Records supplied:
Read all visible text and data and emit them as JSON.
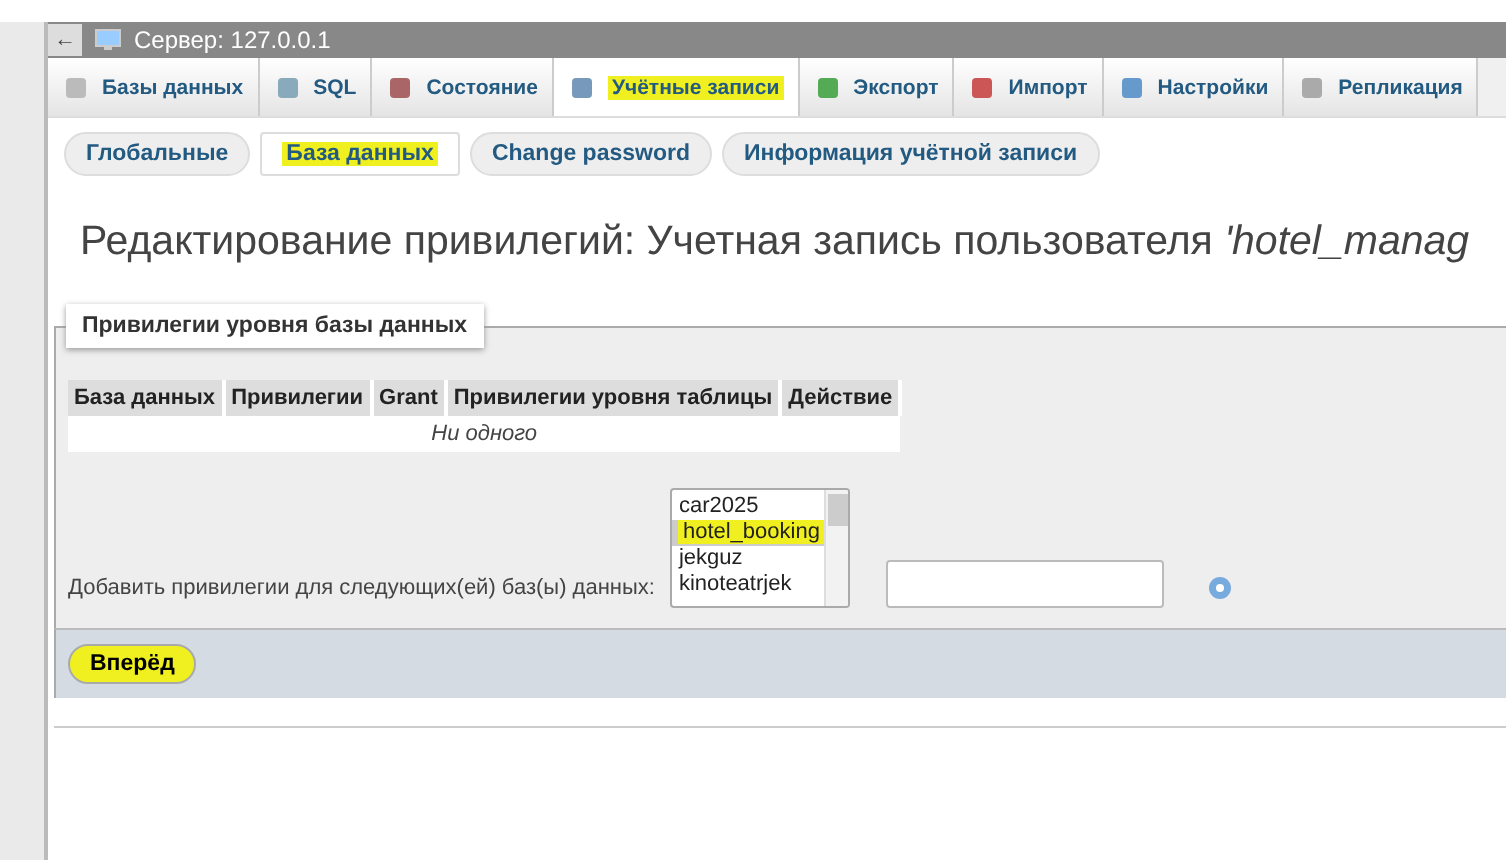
{
  "server_bar": {
    "back": "←",
    "title": "Сервер: 127.0.0.1"
  },
  "tabs": [
    {
      "label": "Базы данных",
      "selected": false,
      "highlighted": false
    },
    {
      "label": "SQL",
      "selected": false,
      "highlighted": false
    },
    {
      "label": "Состояние",
      "selected": false,
      "highlighted": false
    },
    {
      "label": "Учётные записи",
      "selected": true,
      "highlighted": true
    },
    {
      "label": "Экспорт",
      "selected": false,
      "highlighted": false
    },
    {
      "label": "Импорт",
      "selected": false,
      "highlighted": false
    },
    {
      "label": "Настройки",
      "selected": false,
      "highlighted": false
    },
    {
      "label": "Репликация",
      "selected": false,
      "highlighted": false
    }
  ],
  "subtabs": [
    {
      "label": "Глобальные",
      "selected": false,
      "highlighted": false
    },
    {
      "label": "База данных",
      "selected": true,
      "highlighted": true
    },
    {
      "label": "Change password",
      "selected": false,
      "highlighted": false
    },
    {
      "label": "Информация учётной записи",
      "selected": false,
      "highlighted": false
    }
  ],
  "heading": "Редактирование привилегий: Учетная запись пользователя *'hotel_manag*",
  "fieldset": {
    "legend": "Привилегии уровня базы данных",
    "table": {
      "columns": [
        "База данных",
        "Привилегии",
        "Grant",
        "Привилегии уровня таблицы",
        "Действие"
      ],
      "empty_text": "Ни одного"
    },
    "add_label": "Добавить привилегии для следующих(ей) баз(ы) данных:",
    "databases": [
      {
        "name": "car2025",
        "selected": false,
        "highlighted": false
      },
      {
        "name": "hotel_booking",
        "selected": true,
        "highlighted": true
      },
      {
        "name": "jekguz",
        "selected": false,
        "highlighted": false
      },
      {
        "name": "kinoteatrjek",
        "selected": false,
        "highlighted": false
      }
    ]
  },
  "submit": {
    "label": "Вперёд",
    "highlighted": true
  }
}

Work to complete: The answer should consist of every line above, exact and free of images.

Exercise solution:
Read all visible text and data and emit them as JSON.
{
  "server_bar": {
    "back": "←",
    "title": "Сервер: 127.0.0.1"
  },
  "tabs": [
    {
      "label": "Базы данных",
      "selected": false,
      "highlighted": false
    },
    {
      "label": "SQL",
      "selected": false,
      "highlighted": false
    },
    {
      "label": "Состояние",
      "selected": false,
      "highlighted": false
    },
    {
      "label": "Учётные записи",
      "selected": true,
      "highlighted": true
    },
    {
      "label": "Экспорт",
      "selected": false,
      "highlighted": false
    },
    {
      "label": "Импорт",
      "selected": false,
      "highlighted": false
    },
    {
      "label": "Настройки",
      "selected": false,
      "highlighted": false
    },
    {
      "label": "Репликация",
      "selected": false,
      "highlighted": false
    }
  ],
  "subtabs": [
    {
      "label": "Глобальные",
      "selected": false,
      "highlighted": false
    },
    {
      "label": "База данных",
      "selected": true,
      "highlighted": true
    },
    {
      "label": "Change password",
      "selected": false,
      "highlighted": false
    },
    {
      "label": "Информация учётной записи",
      "selected": false,
      "highlighted": false
    }
  ],
  "heading": "Редактирование привилегий: Учетная запись пользователя *'hotel_manag*",
  "fieldset": {
    "legend": "Привилегии уровня базы данных",
    "table": {
      "columns": [
        "База данных",
        "Привилегии",
        "Grant",
        "Привилегии уровня таблицы",
        "Действие"
      ],
      "empty_text": "Ни одного"
    },
    "add_label": "Добавить привилегии для следующих(ей) баз(ы) данных:",
    "databases": [
      {
        "name": "car2025",
        "selected": false,
        "highlighted": false
      },
      {
        "name": "hotel_booking",
        "selected": true,
        "highlighted": true
      },
      {
        "name": "jekguz",
        "selected": false,
        "highlighted": false
      },
      {
        "name": "kinoteatrjek",
        "selected": false,
        "highlighted": false
      }
    ]
  },
  "submit": {
    "label": "Вперёд",
    "highlighted": true
  }
}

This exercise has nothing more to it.